August 16, 2015, by Tim Radford
A speckled wood at rest: Carbon emissions could cause lethal droughts for British butterflies
Image: Didier Descouens via Wikimedia Commons
By mid-century carbon dioxide emissions in the United Kingdom could be causing recurrent droughts severe enough to force several butterfly species into extinction. LONDON, 16 August, 2015 – If 25 years from now you can’t see a speckled wood near the English woodland, it won’t be because of natural camouflage. And if you suddenly miss the large skipper, it won’t be because it has led the team off the field. Both species of British butterfly could be extinct because of global warming. And other flying insects, and even birds, may face similar jeopardy. Under a range of climate change scenarios, extreme droughts are expected to become more frequent. Tom Oliver of the UK Centre for Ecology and Hydrology and colleagues report in the journal Nature Climate Change that they looked at long-term butterfly population records from 129 sites monitored under the UK Butterfly Monitoring Scheme to work out how 28 species had fared during an extreme drought event in Britain in 1995, and identified six species more than usually sensitive to brilliant sunshine and extended dry seasons.

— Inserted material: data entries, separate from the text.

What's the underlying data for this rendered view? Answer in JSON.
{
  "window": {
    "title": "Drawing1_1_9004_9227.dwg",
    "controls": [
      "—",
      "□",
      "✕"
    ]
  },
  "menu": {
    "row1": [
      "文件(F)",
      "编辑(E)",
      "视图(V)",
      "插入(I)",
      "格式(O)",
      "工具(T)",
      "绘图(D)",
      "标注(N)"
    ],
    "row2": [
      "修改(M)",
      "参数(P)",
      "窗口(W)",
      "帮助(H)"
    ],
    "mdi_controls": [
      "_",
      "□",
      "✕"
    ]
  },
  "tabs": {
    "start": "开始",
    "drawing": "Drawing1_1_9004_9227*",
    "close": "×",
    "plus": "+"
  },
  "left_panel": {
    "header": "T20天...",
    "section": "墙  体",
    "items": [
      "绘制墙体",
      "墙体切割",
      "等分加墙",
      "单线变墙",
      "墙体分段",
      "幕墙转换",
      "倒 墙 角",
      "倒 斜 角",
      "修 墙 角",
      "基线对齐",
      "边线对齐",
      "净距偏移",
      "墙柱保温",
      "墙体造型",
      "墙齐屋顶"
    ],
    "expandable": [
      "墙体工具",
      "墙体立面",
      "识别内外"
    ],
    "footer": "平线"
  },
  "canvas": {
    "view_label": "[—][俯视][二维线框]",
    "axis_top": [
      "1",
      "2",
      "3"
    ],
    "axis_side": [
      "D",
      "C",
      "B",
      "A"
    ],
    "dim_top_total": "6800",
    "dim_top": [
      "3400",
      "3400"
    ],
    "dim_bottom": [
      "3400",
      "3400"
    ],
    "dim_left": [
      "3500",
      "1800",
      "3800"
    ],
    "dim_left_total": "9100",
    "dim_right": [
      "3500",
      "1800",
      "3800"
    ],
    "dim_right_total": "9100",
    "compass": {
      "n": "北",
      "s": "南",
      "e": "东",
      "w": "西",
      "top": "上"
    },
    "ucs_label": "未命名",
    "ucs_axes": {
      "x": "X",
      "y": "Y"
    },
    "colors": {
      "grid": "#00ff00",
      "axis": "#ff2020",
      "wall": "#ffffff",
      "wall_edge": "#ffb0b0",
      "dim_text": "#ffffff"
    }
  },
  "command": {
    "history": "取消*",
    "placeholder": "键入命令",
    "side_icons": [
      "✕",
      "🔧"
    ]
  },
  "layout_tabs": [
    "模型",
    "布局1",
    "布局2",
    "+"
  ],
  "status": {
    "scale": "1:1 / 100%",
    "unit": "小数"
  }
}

Besides large skipper and speckled wood, these include the ringlet, large white, small white and green-veined white. The authors warn that by 2050 the recurring droughts forecast by climate scientists under a “business as usual” scenario, in which humans go on expanding the use of fossil fuels, thus putting more and more of the greenhouse gas carbon dioxide into the atmosphere to raise global average temperatures, could cause population collapses.
“Should this occur repeatedly, populations may be unable to recover, resulting in local extinctions,” they warn. The research was backed by the charity Butterfly Conservation, by the agency Natural England and by the University of Exeter. Butterflies, transient and brightly coloured, make good tests of local ecological health, and so are well studied. So has been their response to climate change. Some species have responded by extending their range uphill or northwards in response to the overall shift in average temperatures, while other populations have dwindled. A shift in climate is naturally expected to help some species flourish, others fade, But butterflies, like birds, are popular symbols of the natural world and there is pressure to conserve. The study is designed to examine the big challenges that will face conservation agencies by 2050. “We consider the average response across Great Britain. Losses are likely to be more severe in drier areas with more intensive land use, whilst wetter areas with less fragmented habitat will provide refugia.
“The study looked at butterflies but the conclusions are potentially valid for other species”
“We assume that butterflies won’t have time to evolve to become more drought-tolerant, because their populations are already small, and evolution would need to be very rapid. The study looked at butterflies but the conclusions are potentially valid for other species such as birds, beetles, moths and dragonflies,” said Dr Oliver. Worryingly, the researchers found that simply devoting more space and habitat to conservation – and in a world in which rising population means greater pressure on farmland, this would not be easy – and especially by creating corridors along which species could migrate, would not be enough. Even more worryingly, the scientists found that some species would be at risk of widespread extinction even under relatively favourable greenhouse emissions scenarios. “The results are worrying. Until I started this research, I hadn’t quite realised the magnitude and potential impacts from climate change,” said Dr Oliver. “For drought-sensitive butterflies, and potentially other taxa, widespread population extinctions are expected by 2050. “To limit these losses, both habitat restoration and reducing CO2 emissions have a role. In fact, a combination of both is necessary.” – Climate News Network
Tim Radford, a founding editor of Climate News Network, worked for The Guardian for 32 years, for most of that time as science editor. He has been covering climate change since 1988.